Would it be fair to say that that purpose and being able to convey it clearly to the marketplace is the differentiator in your view?


Yes, I believe so. It helps us rise above the noise. If we can continue to elevate delta to transcend the airline category. That's where we have a big opportunity.


What role does narrative storytelling have in your marketing and in your dialogue with consumers?


It's a big part of how we connect with our consumers and how we connect with our employees. We start the narrative with our employees because they are the brand, in many cases. We want them to understand what our values are, how we show up, and how they show up for our customers.

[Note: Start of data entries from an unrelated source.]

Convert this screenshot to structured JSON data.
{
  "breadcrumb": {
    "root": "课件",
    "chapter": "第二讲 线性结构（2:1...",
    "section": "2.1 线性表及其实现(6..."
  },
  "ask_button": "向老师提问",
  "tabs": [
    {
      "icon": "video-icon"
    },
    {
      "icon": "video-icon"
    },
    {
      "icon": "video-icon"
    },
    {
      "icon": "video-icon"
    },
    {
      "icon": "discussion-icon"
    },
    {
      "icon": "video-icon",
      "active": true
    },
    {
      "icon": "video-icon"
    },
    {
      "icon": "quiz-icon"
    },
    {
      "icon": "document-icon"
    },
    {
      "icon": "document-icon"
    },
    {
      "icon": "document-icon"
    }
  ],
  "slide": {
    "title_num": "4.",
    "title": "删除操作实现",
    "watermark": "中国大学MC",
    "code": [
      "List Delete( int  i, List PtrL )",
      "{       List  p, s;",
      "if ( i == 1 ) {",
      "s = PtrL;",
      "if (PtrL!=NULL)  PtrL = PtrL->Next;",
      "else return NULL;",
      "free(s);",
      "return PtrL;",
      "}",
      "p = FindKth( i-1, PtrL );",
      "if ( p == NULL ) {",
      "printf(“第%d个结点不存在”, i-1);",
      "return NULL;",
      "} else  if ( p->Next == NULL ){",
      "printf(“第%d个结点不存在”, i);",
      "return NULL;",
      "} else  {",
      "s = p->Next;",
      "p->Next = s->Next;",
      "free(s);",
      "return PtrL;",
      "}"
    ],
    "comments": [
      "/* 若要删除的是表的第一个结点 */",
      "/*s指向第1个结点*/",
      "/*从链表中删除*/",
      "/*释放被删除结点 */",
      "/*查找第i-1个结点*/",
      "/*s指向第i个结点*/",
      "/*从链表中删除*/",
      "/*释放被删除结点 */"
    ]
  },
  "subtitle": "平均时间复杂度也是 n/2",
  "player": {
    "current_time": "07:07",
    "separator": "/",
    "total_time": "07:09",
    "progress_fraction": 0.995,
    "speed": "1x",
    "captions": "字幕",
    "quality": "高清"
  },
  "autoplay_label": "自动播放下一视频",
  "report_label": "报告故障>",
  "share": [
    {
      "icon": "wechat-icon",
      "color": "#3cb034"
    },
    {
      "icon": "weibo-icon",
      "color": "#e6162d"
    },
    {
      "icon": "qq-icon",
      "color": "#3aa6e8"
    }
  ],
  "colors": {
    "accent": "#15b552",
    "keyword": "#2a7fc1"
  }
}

I think what you're going to see now is that we're going to start shifting to that external story. We're now seeing demand come back and making sure that we're positioning Delta as the airline of choice as you decide to travel. And that’s really based on the trust and the actions that we did in 2020. So we’ve thought a lot about how we use that as a differentiator for 2021.


Is there a particular film that you can share that is representative of Delta’s direction?

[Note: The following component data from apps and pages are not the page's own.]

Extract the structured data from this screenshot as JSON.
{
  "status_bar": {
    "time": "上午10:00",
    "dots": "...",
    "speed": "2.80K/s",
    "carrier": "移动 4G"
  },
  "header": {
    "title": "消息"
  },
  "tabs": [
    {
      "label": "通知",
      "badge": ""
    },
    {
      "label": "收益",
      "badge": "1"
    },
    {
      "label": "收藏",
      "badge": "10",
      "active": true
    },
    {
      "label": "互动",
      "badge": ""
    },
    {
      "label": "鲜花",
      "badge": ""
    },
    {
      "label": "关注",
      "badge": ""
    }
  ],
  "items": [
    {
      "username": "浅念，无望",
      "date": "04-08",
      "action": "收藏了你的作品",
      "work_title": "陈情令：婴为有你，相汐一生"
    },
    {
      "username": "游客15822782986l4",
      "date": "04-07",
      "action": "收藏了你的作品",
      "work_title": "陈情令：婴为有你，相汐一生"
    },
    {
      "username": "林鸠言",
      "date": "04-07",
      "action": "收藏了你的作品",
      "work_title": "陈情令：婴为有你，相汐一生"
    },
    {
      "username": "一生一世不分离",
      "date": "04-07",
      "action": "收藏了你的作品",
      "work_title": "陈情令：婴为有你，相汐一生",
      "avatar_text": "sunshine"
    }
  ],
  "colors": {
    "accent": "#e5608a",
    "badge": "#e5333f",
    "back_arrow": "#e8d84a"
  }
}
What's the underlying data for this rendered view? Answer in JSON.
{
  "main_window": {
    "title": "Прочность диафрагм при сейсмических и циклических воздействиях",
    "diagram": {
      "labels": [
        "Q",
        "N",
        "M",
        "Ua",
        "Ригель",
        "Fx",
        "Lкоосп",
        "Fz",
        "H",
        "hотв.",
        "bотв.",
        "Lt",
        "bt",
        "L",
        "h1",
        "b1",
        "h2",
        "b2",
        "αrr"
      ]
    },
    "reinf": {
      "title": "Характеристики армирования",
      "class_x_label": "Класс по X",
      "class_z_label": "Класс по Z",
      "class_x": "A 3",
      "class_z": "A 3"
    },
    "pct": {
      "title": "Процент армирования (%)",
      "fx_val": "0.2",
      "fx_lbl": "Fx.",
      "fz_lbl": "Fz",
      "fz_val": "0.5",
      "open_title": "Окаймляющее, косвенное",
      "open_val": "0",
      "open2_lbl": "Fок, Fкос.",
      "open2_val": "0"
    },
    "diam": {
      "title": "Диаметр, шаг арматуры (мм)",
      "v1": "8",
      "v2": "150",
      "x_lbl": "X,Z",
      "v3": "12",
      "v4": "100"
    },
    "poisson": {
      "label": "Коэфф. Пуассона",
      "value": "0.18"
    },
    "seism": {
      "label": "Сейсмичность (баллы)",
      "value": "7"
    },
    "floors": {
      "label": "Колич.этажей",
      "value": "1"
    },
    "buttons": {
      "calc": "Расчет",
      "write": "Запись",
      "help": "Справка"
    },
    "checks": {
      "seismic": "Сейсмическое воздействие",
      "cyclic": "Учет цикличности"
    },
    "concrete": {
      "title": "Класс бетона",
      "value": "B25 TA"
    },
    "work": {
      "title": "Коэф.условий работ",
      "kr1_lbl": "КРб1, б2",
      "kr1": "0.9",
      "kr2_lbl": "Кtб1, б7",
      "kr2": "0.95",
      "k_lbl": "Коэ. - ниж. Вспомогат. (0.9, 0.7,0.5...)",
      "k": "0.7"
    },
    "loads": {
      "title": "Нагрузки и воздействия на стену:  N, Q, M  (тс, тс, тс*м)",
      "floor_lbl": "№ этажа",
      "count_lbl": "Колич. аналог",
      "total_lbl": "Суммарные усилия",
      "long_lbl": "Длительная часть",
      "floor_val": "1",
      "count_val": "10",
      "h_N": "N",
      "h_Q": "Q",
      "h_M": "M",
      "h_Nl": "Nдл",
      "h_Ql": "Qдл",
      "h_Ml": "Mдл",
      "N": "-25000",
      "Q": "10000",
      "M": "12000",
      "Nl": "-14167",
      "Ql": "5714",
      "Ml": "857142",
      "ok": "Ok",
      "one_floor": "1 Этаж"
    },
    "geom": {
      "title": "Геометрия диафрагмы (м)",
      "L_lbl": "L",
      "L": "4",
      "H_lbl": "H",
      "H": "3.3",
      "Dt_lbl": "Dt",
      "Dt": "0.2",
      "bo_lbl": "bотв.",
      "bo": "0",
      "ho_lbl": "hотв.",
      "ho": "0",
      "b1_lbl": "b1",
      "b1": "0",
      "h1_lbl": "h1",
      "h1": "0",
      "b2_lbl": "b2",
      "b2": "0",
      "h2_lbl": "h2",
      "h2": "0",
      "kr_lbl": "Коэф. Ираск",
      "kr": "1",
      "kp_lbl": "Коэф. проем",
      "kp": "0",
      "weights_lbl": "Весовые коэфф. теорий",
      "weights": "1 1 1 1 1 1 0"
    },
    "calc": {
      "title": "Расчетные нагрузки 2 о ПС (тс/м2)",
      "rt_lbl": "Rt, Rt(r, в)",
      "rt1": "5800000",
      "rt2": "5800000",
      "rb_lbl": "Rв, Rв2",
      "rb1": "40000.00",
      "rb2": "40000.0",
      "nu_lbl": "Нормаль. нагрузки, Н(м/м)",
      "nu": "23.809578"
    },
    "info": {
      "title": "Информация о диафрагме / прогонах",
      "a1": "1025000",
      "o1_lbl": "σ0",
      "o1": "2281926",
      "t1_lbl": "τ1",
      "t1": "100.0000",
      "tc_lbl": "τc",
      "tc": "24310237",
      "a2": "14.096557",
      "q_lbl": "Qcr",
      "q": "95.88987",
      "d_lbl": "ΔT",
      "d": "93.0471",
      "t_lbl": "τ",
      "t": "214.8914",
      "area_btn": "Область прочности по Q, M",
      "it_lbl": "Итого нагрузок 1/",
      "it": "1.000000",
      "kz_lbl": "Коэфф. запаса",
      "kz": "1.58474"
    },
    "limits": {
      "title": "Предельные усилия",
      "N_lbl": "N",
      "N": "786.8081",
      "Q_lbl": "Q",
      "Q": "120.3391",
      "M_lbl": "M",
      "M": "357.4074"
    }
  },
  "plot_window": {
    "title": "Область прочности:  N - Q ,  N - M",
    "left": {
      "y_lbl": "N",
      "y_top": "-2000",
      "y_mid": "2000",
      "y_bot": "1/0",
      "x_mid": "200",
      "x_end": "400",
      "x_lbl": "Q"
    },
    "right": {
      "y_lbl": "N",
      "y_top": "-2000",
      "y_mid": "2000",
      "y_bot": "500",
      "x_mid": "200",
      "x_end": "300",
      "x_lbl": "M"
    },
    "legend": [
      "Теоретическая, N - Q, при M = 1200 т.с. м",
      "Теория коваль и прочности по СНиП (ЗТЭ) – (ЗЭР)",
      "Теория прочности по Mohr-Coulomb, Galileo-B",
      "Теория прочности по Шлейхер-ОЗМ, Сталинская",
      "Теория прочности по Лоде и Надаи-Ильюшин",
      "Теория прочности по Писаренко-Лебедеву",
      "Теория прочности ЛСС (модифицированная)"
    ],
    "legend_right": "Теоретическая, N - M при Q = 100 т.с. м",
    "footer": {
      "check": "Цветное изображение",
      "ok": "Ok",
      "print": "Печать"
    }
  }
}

We recently held an Employee Appreciation Day, and we had a beautiful brand spot that talks about how through adversity comes beauty and strength. We showed it through the analogy of forging metal. Showing hardship, but at the end, because of our people, we come out better and stronger. It’s this beautiful brand moment.

About Amanda Turnbull

Amanda Turnbull most recently served as senior vice president and executive producer of WarnerMedia’s Marketplace Image + Experience where she oversaw the strategy, planning and activation of WarnerMedia’s portfolio messaging to the ad sales community.


Under Turnbull’s oversight, the WarnerMedia Marketplace Image + Experience team brought key narrative capabilities together to enable a more holistic development and amplification of the company’s portfolio message in the advertising marketplace. In this role, she led the collaboration and execution of the WarnerMedia Ad Sales narrative via out of home, experiential and strategic outreach. In addition, she served as Executive Producer to WarnerMedia’s annual Upfront from 2016-2020 and Produced AT&T’s 2019 Investor Day to launch HBO Max.


Turnbull was previously vice president of integrated marketing for CNN Ad Sales, managing content strategy, client integration and activation. Within this role, she liaised between CNN sales and editorial teams to develop cross-platform partnership opportunities for clients and oversaw all client activations across the CNN and HLN portfolios.


Turnbull joined CNN Ad Sales in June 2008 as senior director of programming integration, after ten years as a producer/journalist for CNN’s primetime programs. She served as a producer on CNN’s Anderson Cooper 360, NewsNight with Aaron Brown, and The Moneyline News Hour with Lou Dobbs. She received an Emmy for her team’s coverage of the events of September 11, 2001, and was again Emmy-nominated for a feature on “The Smiths.” Additional accolades for her work on documentaries and long-form features include a National Headliner Award, Dupont Award, Gracie Award and Peabody Award.


Amanda can be reached at atownsendturnbull@gmail.com.


Recent Posts
Archive
Follow Us
  • LinkedIn Social Icon
  • Facebook Basic Square
  • Twitter Basic Square
  • YouTube Social  Icon